The answer must be every line of the records below that holds the word "continuing".

[Supplied information]

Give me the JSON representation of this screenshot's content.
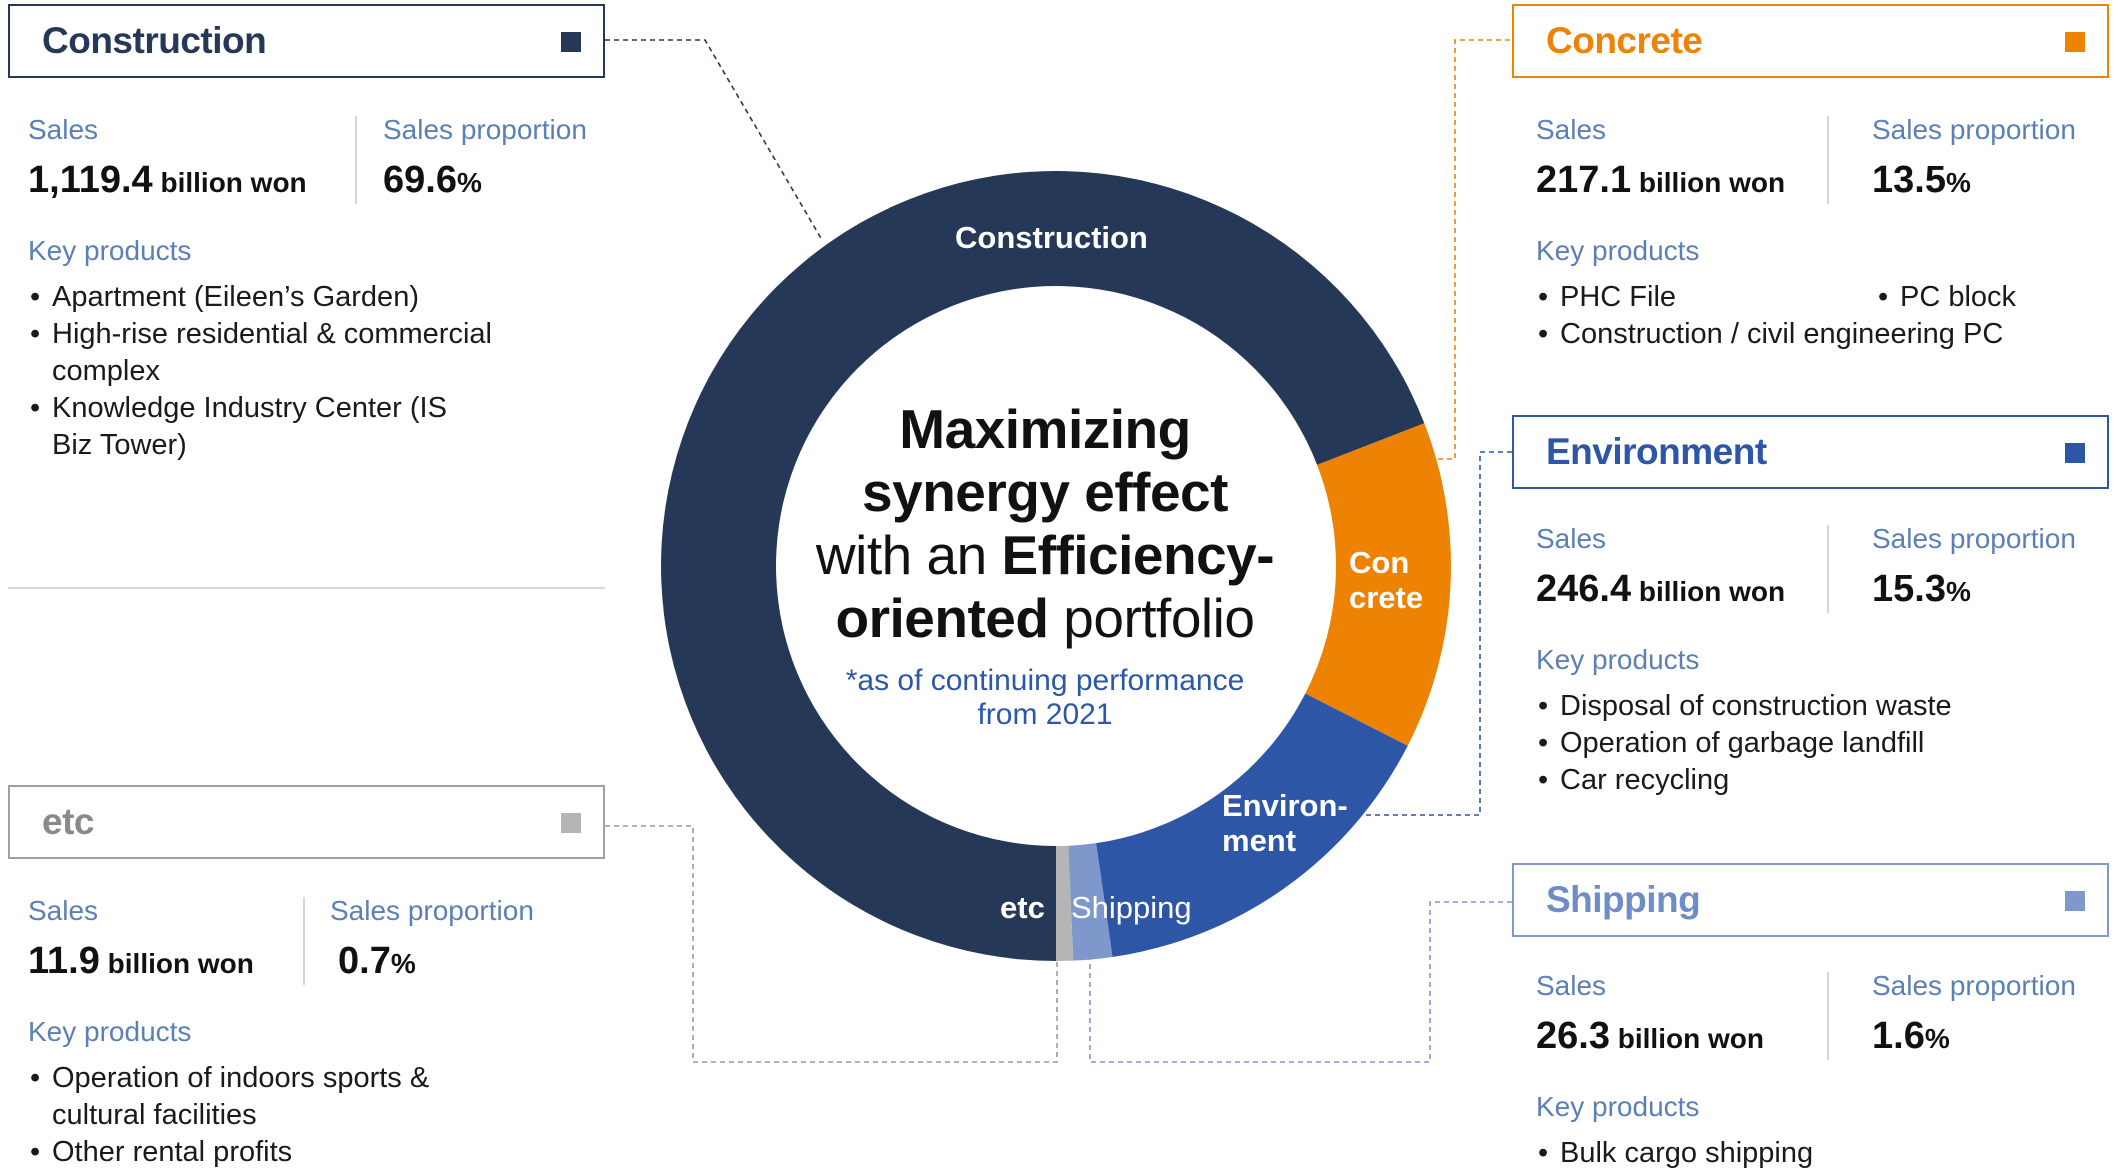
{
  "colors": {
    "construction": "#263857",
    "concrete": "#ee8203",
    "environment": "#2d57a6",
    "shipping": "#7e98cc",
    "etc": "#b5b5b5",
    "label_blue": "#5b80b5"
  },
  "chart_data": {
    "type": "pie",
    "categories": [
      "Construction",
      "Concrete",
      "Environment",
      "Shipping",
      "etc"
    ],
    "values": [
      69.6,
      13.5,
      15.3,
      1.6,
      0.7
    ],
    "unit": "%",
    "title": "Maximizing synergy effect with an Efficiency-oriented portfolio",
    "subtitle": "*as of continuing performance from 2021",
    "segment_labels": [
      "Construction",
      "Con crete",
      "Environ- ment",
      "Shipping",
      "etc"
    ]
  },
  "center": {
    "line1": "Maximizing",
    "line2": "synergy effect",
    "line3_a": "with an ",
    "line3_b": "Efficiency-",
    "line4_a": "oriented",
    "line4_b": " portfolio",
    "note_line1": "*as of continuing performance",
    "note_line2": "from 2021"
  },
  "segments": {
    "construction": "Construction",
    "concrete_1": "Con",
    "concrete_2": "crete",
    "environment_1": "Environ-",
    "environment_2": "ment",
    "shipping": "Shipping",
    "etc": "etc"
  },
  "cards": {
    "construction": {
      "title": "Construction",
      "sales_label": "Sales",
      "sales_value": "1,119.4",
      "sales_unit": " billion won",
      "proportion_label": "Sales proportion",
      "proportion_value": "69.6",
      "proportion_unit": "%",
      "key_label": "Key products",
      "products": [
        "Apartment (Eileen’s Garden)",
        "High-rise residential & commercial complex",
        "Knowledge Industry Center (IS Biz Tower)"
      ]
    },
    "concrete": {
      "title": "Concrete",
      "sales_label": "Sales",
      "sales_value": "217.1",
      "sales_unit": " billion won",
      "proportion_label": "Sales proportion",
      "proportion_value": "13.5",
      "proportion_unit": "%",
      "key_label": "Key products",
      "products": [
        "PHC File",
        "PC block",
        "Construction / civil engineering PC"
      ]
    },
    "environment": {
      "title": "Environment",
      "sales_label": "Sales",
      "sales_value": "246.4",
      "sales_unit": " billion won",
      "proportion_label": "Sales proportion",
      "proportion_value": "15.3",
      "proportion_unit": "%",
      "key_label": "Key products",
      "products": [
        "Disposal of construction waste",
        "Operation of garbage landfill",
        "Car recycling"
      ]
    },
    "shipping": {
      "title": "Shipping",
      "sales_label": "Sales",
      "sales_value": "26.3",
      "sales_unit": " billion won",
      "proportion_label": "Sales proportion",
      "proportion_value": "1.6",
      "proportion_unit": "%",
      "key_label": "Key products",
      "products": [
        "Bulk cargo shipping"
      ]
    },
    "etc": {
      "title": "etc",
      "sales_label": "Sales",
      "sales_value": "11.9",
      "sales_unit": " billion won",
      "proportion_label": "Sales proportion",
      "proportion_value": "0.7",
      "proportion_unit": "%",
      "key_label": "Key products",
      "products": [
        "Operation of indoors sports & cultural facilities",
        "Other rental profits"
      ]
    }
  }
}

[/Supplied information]
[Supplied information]

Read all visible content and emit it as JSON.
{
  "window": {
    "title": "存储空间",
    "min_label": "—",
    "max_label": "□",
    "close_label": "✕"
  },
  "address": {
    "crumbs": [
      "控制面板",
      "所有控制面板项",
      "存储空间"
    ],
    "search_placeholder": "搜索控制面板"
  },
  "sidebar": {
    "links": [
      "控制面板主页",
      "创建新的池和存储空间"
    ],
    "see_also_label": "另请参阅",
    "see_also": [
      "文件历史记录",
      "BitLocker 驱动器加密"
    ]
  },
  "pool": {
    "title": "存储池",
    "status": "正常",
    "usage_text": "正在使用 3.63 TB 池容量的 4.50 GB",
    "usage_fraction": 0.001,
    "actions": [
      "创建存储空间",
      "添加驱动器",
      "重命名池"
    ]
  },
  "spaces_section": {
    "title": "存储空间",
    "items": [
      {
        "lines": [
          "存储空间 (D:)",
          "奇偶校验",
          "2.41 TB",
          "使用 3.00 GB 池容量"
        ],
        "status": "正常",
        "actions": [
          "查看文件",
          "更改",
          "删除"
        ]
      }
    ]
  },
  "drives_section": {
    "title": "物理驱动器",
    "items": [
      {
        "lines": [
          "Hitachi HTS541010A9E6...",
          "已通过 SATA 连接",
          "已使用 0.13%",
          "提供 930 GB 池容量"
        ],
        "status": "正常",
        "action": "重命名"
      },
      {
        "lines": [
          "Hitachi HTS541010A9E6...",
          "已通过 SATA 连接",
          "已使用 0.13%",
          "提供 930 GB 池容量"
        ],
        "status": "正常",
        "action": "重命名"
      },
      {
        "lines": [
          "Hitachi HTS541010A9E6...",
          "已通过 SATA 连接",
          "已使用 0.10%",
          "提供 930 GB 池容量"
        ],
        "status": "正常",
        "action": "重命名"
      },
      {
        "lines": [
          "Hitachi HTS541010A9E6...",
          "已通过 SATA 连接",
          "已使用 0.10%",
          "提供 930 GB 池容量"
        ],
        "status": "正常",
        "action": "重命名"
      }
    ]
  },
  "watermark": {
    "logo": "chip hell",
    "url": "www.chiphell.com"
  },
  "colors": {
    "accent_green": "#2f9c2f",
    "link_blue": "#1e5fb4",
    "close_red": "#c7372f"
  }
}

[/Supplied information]

Task solution
    "subtitle": "*as of continuing performance from 2021",
    "note_line1": "*as of continuing performance",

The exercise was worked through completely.